Homebodies

By Fortunato Salazar
Some days they bicker. Some days they make turkey sandwiches. A black trash can corkscrews through the air, level with a second-floor balcony. It’s one of those days.

Photo Story: Listen

By Jenn O'Connor
He learned to sign so that he could communicate with her, so that they could share speech without speaking.

I Was Furniture

By James McCready
I can’t recall much from my childhood. For all I know, I was a piece of furniture—an inanimate object. A cactus in its pot.

What Might Not Happen

By Nicholas A. White
Blood-red eyes, a forearm against the light, meetings and deadlines to attend. Mouths to feed, cars to buy, doctors to pay. And politics.

Life

By Ashley N. Roth
We’ll move to the suburbs. We’ll have separate rooms. He'll stumble into his room late at night, masturbating into a torn Pantera shirt.

Property Line

By Susan Roney-O'Brien
The ones who used to own Joan’s house kept a toehold just in case, and the son who built there has a bruised-up wife who never looks me in the eye.

Secondhand

By M.J. Iuppa
What I heard over the thrum of washing machines and dryers was complaint. She says to no one, he loved anchovies more than her...

Beer Pong at Tiffany’s

By Misty Ellingburg
Last night, a girl asked about my name—why it's Misty; are my parents hippies? I said no, they're Native American.

Watermelon

By Jackie Davis Martin
It was the summer California was drying up and burning down and we all talked about sparing water and sparing air. Lawns turned to hay and cars remained grit-coated.

Pasha

By Ruth Corkill
When there is no wind I imagine that I am at Lake Bled with Pasha. The water is so flat and still. Pasha stands naked apart from his water wings.

Touch Me

By Kim Chinquee
These days, I sleep lopsided in the bed, made up with my Egyptian cotton sheets that I bought with my guy from Target. For a long time I had no one but my son and men in short installments.

Kim Chinquee: Flash as Little Gems

Kim Chinquee has lived all over and done many things, from farming as a child to a career as a military medical technologist.
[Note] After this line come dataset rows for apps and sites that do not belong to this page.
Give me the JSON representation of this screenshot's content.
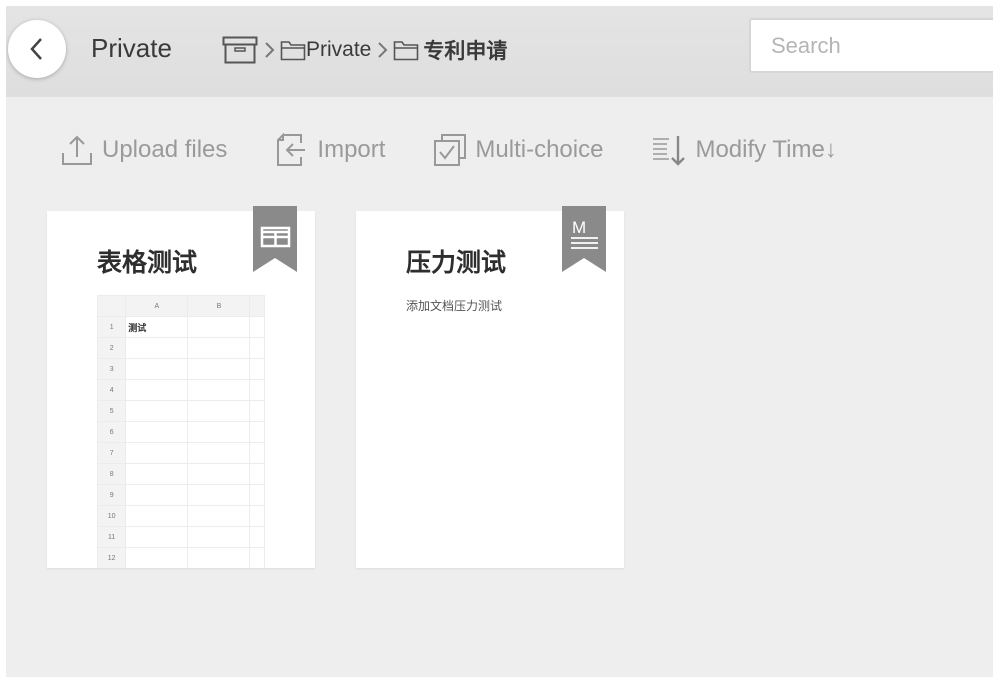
{
  "header": {
    "back_label": "Back",
    "title": "Private",
    "breadcrumb": [
      {
        "icon": "archive-box-icon",
        "label": ""
      },
      {
        "icon": "folder-icon",
        "label": "Private"
      },
      {
        "icon": "folder-icon",
        "label": "专利申请"
      }
    ],
    "search": {
      "placeholder": "Search",
      "value": ""
    }
  },
  "toolbar": {
    "upload": {
      "label": "Upload files",
      "icon": "upload-icon"
    },
    "import": {
      "label": "Import",
      "icon": "import-icon"
    },
    "multi_choice": {
      "label": "Multi-choice",
      "icon": "multi-choice-icon"
    },
    "sort": {
      "label": "Modify Time↓",
      "icon": "sort-descending-icon"
    }
  },
  "files": [
    {
      "title": "表格测试",
      "type": "spreadsheet",
      "badge_icon": "table-icon",
      "preview": {
        "columns": [
          "A",
          "B"
        ],
        "rows": [
          {
            "num": "1",
            "A": "测试",
            "B": ""
          },
          {
            "num": "2",
            "A": "",
            "B": ""
          },
          {
            "num": "3",
            "A": "",
            "B": ""
          },
          {
            "num": "4",
            "A": "",
            "B": ""
          },
          {
            "num": "5",
            "A": "",
            "B": ""
          },
          {
            "num": "6",
            "A": "",
            "B": ""
          },
          {
            "num": "7",
            "A": "",
            "B": ""
          },
          {
            "num": "8",
            "A": "",
            "B": ""
          },
          {
            "num": "9",
            "A": "",
            "B": ""
          },
          {
            "num": "10",
            "A": "",
            "B": ""
          },
          {
            "num": "11",
            "A": "",
            "B": ""
          },
          {
            "num": "12",
            "A": "",
            "B": ""
          }
        ]
      }
    },
    {
      "title": "压力测试",
      "type": "markdown",
      "badge_icon": "markdown-icon",
      "badge_letter": "M",
      "description": "添加文档压力测试"
    }
  ]
}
Then she took one creative writing class and a new course was set.